UN sustainable Development Goal(s):  Goal 14: Conserve and sustainably use the oceans, seas and marine resources; Goal 12:  Ensure sustainable consumption and production patterns.

The Food and Agriculture Organizations of the United Nations estimates that almost 35% of the world’s fish stocks are being fished at a biologically unsustainable level.1 The main threats to fish stocks include overfishing, illegal and unregulated fishing.

Fish stocks are further threatened by climate change.  As the oceans warm some species cannot survive and others must move to cooler areas to find food and to thrive.  This shift in location can cause conflict among fishermen who have historically fished specific geographies.

As the cost of fishing has increased and commercial fishing operations have consolidated, working conditions for fishermen have worsened.  Operating costs have escalated and as a result in some countries fishing boat owners have resorted to slave labour.

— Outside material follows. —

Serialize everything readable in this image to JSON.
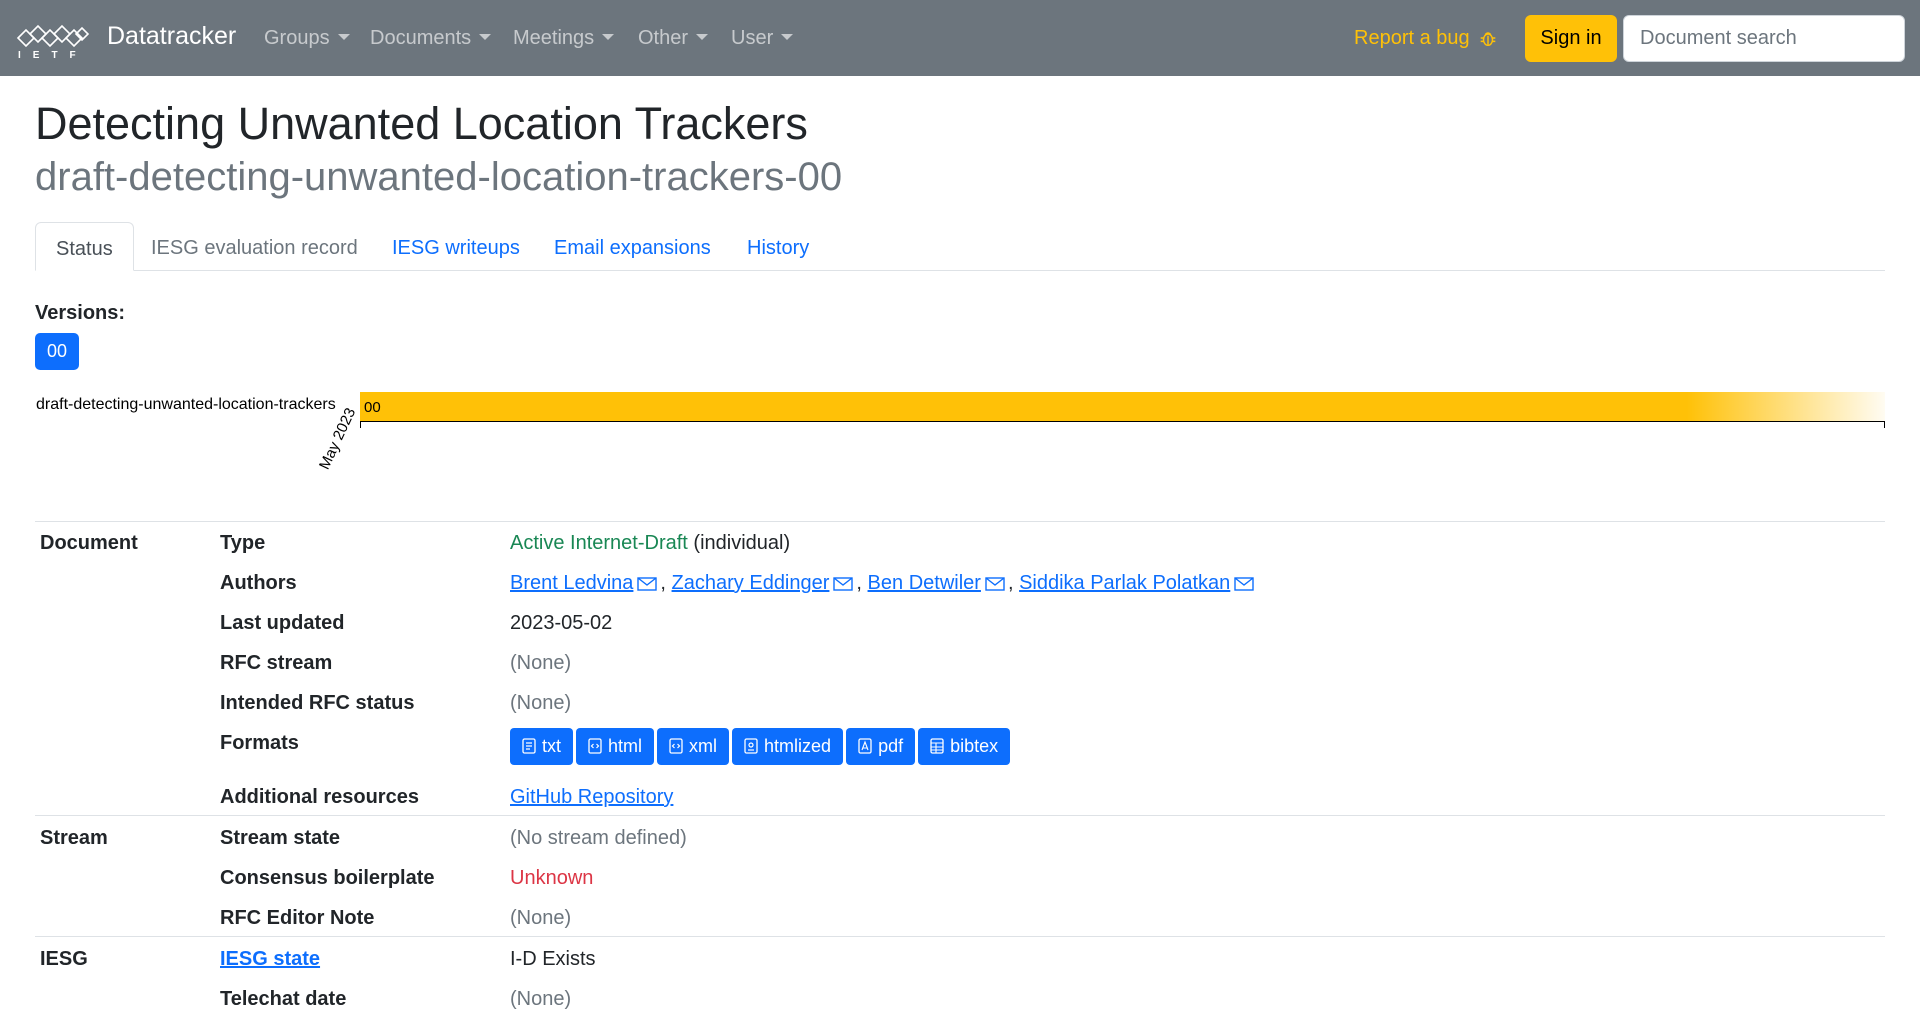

In partnership with Snap IT, Teem Fish has developed an affordable technological solution that enables commercial fleets and recreational harvesters to meet their regulatory requirements.  Designed to meet the needs of harvesters and fishery managers, Teem Fish EM technology is easy to use and when installed and used correctly requires little maintenance. In order to ensure buy-in from all parties, Teem Fish also works with regulators and delivery partners to design programs where data collected from individual vessels is accessible to the harvester as well as regulators, and where secure databases can be established that not only delivery all required data to fisheries managers, but also allow for data use by industry and any approved researchers.

Teem Fish currently holds contracts in Canada and the U. S. and provides services to a mix of fish harvester associations and sectors, First Nation fisheries, and federal government agencies.  As one of only a handful of EM companies in the world, Teem Fish is now competing for additional contracts in the global seafood market.


Teem fish was launched by Ecotrust Canada in June of 2019.  It is a startup social enterprise pioneering new technology designed to provide more affordable and more accurate monitoring of fisheries.  Its services fill data gaps that increase overall fishery and ecosystem understanding and lead to better fishery management.

While it is too early to have meaningful impact measurement, just over 100 fish harvesters in 8 different commercial and recreational fisheries currently use Teem Fish EM systems and have benefited from cost savings and more inclusive data collection, analysis and reporting.   Regulators, researchers and harvesters in Canada, the U.S., and Indigenous Nations receive data from Teem Fish EM systems and use it to monitor and quantify the impacts of their fisheries on fish stocks.  Teem Fish EM data collection contributes to improved sustainability for fisheries by recognizing, addressing and helping fill the data gaps that exist for many global fisheries.


Small boat seafood harvesters face numerous challenges in trying to make a good livelihood.    Always a dangerous and unpredictable industry, climate change has added additional complications as shifting weather patterns and warming oceans have threatened the survival of some species of fish.  Other species are migrating to cooler waters which disrupts traditional geographical patterns for fisheries.

Small boat fish harvesters do not have the resources of large seafood companies and additional expenses hit hard.  They appreciate the need to regulate fishing to avoid overfishing and illegal fishing but struggle with the cost of monitoring and regulation.

Fishing is an ancient industry and one that does not adopt to change quickly or easily.  Many fish harvesters and fisheries management are not eager to bring in new technologies, particularly when the first year installation price is high.